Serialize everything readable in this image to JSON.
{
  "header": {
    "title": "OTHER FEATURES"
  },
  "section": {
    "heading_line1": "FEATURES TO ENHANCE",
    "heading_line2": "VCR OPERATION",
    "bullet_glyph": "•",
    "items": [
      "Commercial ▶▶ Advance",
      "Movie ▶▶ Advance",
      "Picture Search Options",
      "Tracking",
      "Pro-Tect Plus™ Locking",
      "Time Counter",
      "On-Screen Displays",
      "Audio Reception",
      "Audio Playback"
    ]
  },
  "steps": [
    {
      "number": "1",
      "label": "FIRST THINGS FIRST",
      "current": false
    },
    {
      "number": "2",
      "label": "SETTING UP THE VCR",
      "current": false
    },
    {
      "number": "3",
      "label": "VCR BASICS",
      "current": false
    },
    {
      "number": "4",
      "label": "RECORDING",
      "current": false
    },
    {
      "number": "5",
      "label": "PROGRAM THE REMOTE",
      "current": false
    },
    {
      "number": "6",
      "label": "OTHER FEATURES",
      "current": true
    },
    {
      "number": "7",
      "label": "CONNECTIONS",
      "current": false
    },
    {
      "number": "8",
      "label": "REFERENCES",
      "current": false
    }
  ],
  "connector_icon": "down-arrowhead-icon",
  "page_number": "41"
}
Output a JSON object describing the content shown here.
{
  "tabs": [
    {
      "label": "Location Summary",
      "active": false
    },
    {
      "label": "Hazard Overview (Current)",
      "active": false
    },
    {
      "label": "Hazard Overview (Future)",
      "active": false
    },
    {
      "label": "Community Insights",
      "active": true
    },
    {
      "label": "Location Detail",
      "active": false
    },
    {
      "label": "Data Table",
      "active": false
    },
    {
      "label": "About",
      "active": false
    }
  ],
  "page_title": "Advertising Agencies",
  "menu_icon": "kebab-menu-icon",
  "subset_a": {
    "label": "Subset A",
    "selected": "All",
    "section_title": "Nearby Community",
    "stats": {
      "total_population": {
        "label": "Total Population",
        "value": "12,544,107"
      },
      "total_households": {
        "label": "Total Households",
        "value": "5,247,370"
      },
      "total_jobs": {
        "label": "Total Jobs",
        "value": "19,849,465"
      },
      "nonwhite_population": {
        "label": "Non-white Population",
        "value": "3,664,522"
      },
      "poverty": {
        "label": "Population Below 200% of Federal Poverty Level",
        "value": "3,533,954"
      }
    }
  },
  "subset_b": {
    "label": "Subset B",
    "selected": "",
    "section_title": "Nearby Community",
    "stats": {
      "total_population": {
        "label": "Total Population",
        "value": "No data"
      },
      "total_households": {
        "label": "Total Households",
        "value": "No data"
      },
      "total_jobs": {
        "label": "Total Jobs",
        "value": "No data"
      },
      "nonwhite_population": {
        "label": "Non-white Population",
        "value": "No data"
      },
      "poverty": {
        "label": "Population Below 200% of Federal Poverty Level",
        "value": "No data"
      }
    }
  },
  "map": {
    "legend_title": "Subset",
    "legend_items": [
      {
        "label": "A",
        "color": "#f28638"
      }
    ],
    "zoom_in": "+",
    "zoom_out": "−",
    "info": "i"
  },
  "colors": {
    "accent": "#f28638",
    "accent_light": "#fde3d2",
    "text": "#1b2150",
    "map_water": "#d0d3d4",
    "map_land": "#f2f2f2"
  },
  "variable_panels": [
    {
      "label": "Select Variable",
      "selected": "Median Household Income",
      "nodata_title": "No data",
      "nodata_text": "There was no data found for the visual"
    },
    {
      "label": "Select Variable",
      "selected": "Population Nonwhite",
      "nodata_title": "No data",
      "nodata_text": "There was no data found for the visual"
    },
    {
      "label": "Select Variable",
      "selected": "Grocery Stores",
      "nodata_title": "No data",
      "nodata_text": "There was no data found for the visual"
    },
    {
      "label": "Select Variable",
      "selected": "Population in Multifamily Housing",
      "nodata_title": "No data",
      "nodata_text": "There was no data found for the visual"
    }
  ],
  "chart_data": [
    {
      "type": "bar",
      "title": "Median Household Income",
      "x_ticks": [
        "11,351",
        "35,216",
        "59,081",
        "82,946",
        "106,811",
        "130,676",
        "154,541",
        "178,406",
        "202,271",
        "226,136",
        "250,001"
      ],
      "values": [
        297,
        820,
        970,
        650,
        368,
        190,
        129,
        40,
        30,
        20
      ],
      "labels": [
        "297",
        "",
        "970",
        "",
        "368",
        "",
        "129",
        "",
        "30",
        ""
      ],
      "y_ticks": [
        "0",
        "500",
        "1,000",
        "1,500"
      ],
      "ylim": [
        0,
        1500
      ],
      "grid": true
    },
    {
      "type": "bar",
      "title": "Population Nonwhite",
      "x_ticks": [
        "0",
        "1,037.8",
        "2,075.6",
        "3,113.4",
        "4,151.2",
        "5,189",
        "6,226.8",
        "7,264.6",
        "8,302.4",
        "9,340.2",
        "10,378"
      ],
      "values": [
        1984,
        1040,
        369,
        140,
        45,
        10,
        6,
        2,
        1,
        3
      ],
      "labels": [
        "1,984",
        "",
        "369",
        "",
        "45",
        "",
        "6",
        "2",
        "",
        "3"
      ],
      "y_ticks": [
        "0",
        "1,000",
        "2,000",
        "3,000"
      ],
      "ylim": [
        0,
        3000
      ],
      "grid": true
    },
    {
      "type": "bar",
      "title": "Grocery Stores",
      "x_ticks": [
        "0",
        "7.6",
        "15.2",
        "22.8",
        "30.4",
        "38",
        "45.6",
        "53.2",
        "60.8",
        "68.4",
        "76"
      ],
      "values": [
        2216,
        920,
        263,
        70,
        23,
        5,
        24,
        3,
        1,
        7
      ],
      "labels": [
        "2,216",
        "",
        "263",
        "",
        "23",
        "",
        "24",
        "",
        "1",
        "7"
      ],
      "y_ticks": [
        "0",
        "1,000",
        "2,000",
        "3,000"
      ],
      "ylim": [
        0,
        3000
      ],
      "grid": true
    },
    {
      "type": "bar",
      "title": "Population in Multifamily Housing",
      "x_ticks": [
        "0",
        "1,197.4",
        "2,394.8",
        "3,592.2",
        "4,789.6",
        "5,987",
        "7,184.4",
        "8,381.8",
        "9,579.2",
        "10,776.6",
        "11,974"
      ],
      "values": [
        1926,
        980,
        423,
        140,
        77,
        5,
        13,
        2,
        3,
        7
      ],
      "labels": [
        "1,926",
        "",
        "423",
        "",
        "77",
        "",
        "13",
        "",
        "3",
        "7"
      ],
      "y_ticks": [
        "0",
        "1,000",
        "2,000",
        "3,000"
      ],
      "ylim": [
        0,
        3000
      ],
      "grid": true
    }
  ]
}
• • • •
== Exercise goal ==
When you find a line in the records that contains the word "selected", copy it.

== Response to this task ==
    "selected": "All",
    "selected": "",
      "selected": "Median Household Income",
      "selected": "Population Nonwhite",
      "selected": "Grocery Stores",
      "selected": "Population in Multifamily Housing",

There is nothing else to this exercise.